Vestjyllands Andel claims this way E.coli and salmonella can be controlled. As for the salmonella, as early as 1996, a group of Danish researchers (Wingstrand and others; IPVS Congress 1996, Bologna) investigated the role of coarse ground feed in controlling salmonella in finishers.
In the paper, the authors hypothesised “this partly to be due to […] stabilisation of the competitive gastrointestinal microflora from coarse grinding of home mixed feed.” Their test showed that a diet containing coarse ground wheat and pelleted concentrate, in combination with water in which formic acid was added, had a strong positive effect on salmonella seropositivity at slaughter. VA also promotes slow and more regular feed intake by adding dried alfalfa to diets. This leads to a non-pelleted, structured diet.
Sows suffering from Mastitis, Metritis, Agalactia (MMA) after farrowing and mortality figures leading up to 12.8% – ‘much too high’ – made Heiselberg decide that something needed to be done. But what? Seeing that he wanted to do home-mixing in the future, he decided go for a try-out and ordered ‘home-mixed style’ feed from the nearby feed manufacturer Vestjyllands Andel (VA) – a novel concept in which most pelleting has been skipped and feed has been mixed as if it was home-mixed. “Apart from the addition of a bit of maize to the sows in farrowing, we did not change much to the ingredients of the feed. It was mainly the way it was presented,” Heiselberg explains.

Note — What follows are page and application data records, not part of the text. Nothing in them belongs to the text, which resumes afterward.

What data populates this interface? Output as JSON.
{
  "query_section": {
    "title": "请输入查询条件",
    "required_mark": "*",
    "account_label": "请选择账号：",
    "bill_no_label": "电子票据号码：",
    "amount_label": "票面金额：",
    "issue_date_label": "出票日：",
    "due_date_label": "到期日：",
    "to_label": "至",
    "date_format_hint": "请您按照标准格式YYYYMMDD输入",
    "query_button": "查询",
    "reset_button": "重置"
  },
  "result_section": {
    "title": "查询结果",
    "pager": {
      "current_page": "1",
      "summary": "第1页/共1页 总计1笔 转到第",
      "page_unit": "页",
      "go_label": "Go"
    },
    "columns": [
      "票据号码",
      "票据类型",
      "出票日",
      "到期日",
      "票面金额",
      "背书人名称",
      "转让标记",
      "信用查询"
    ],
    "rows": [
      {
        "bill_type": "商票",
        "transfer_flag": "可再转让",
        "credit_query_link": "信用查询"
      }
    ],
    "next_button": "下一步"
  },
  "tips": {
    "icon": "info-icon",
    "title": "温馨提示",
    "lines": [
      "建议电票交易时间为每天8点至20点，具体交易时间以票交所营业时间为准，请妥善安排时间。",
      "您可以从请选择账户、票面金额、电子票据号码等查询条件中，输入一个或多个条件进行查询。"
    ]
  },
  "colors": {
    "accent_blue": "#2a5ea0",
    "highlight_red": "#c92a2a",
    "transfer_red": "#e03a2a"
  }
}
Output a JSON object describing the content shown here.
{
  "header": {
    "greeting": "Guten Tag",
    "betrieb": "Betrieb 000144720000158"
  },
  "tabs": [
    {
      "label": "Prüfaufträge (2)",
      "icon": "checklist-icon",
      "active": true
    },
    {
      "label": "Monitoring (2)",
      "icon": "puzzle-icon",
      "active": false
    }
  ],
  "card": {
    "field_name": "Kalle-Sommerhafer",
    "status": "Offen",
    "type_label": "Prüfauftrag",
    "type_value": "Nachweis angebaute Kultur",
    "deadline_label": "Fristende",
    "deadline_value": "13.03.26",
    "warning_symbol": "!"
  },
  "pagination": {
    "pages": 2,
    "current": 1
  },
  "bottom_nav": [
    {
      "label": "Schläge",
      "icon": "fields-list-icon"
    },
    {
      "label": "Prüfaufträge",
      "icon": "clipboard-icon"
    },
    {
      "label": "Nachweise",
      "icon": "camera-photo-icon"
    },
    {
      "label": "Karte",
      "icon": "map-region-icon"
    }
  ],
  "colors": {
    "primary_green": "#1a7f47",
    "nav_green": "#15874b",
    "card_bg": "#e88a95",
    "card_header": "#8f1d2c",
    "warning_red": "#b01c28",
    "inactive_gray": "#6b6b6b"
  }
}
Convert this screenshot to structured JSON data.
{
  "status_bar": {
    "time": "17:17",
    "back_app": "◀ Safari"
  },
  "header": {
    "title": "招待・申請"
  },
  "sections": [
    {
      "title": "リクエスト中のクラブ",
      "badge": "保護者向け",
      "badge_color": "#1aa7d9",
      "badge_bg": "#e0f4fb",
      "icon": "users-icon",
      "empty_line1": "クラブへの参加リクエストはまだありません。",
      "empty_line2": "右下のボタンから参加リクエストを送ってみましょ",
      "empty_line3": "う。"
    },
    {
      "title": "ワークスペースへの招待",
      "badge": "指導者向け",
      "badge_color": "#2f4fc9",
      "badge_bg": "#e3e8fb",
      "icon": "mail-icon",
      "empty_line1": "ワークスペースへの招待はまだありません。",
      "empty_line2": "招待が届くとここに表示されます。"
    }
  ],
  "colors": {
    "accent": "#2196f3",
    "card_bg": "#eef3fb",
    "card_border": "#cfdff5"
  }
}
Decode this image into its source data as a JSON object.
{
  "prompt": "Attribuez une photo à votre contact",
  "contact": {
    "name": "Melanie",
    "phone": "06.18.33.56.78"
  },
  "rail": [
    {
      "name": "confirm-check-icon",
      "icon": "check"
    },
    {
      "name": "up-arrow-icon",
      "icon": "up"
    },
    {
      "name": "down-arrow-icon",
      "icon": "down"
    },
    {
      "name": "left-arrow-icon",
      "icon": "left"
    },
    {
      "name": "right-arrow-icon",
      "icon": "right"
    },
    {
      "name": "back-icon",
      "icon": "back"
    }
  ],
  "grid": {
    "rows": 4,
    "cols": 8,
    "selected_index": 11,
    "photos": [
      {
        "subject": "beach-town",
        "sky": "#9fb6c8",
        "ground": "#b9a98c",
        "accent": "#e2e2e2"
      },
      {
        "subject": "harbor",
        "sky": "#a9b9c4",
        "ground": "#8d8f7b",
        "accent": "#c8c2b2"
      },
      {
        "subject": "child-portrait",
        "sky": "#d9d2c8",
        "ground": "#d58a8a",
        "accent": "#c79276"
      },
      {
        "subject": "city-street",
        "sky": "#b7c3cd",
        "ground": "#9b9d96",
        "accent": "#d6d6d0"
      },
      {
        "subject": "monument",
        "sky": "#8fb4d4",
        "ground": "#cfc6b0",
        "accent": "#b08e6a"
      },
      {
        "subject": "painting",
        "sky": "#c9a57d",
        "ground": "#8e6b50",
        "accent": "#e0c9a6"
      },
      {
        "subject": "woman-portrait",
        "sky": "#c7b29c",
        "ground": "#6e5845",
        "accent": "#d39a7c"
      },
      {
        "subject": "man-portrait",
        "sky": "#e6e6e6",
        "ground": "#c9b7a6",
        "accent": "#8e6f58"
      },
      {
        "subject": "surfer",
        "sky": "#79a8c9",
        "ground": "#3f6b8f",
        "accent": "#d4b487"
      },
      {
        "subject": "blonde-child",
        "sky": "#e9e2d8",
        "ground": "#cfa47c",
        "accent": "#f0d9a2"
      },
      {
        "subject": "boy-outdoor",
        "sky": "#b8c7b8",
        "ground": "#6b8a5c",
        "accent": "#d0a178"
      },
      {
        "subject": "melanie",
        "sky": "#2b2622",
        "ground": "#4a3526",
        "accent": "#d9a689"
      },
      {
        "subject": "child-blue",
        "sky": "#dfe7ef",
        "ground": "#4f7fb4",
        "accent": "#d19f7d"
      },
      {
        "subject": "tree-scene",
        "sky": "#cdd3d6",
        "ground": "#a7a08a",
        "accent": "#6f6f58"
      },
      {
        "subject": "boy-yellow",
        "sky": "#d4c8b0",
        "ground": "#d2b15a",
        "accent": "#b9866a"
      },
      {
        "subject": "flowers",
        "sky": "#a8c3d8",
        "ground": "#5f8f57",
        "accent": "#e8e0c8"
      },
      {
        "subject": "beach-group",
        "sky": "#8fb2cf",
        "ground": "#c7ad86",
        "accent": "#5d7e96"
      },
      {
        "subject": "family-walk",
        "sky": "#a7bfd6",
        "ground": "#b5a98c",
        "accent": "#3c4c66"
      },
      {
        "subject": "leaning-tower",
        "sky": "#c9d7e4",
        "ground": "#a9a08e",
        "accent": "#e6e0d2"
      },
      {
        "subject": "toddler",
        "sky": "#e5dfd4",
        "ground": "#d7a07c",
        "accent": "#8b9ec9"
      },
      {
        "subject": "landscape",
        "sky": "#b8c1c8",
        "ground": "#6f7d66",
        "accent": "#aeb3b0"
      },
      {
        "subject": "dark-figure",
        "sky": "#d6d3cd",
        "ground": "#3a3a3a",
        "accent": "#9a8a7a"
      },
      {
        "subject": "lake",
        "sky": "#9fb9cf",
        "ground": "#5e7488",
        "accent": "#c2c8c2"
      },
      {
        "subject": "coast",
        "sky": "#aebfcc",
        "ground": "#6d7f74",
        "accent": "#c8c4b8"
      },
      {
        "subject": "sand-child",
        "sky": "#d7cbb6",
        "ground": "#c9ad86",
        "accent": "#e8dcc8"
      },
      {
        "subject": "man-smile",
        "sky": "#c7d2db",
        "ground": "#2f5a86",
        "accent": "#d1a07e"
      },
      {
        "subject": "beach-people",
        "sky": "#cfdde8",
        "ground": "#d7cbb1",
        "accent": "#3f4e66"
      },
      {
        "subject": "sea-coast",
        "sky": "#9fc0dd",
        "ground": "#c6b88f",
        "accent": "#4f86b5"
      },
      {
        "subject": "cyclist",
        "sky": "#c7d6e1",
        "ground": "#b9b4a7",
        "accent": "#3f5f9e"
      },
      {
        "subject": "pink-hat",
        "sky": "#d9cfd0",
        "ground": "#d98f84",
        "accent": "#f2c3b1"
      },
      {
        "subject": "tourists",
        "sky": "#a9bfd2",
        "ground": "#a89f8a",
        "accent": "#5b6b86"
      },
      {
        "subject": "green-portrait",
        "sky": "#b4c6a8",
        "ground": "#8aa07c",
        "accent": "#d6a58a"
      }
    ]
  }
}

After being fed home-mixed style feed, lactating sows are lying on their sides again, indicating well-being.
Barley now became rolled barley (See Box “Improving digestion in the stomach“). As a feed additive, a live yeast product (200 g/tonne) was added (See Box “Improving the sow’s gut functioning“). That was March 2009. Now, approximately one year later, he concludes that he is very happy with the outcome. Sows have looked more at ease ever since. Lactating sows are lying on their sides again instead of on their stomach, indicating well-being. Mortality had already come down to 8% by the end of September 2009. The sows weigh about 15-20 kg more by the end of the lactating period, as their feed intake is better. Heiselberg has moved on to use the same concept for his weaned piglets now, from 7-30 kg. Post-mortem section often showed that he had a problem of Actinobacillus pleuropneumoniae and Mycoplasma. Since the weaners have received the home-mixed style feed, post-weaning mortality figures changed – up to 30% less, Heiselberg says.
Farm data: Hedegård Farms
Hedegård Farms, near Tarm, Jutland, Denmark, was established in 2003 and is a rapidly growing breeding farm. Having started off with 160 sows, the farm now has 730 sows and hopes to expand to 1,400 sows in 2010. The farm sells its piglets to finishing farms; in addition, the farm has a 4,000 pig finishing facility for unsold weaners. In total, with two additional employees from Poland, Hedegård Farms produces 21,700 piglets/year. Approximately 17,000 weaners are sold per year. Owner Kim Heiselberg reaches very reasonable results, having an average of 14.4 live born piglets per sow, leading up to over 31 piglets/sow/year.
When new high health gilts (Landrace x Yorkshire) are brought in, five times per year, they are vaccinated for parvovirus (PPV), E.coli and Mycoplasma. Heiselberg keeps his dry sows in free access stalls.
Wrapping up, he says, “We do not know if it was the structure of the new feed and/or the addition of the yeast product. “Anyway, the new home mixing product seems to have boosted the sow performance, as they need to eat!”
For more pictures of the Vestjyllands Andel plant
[Source: AllAboutFeed magazine Vol 1 nr 8, 2010]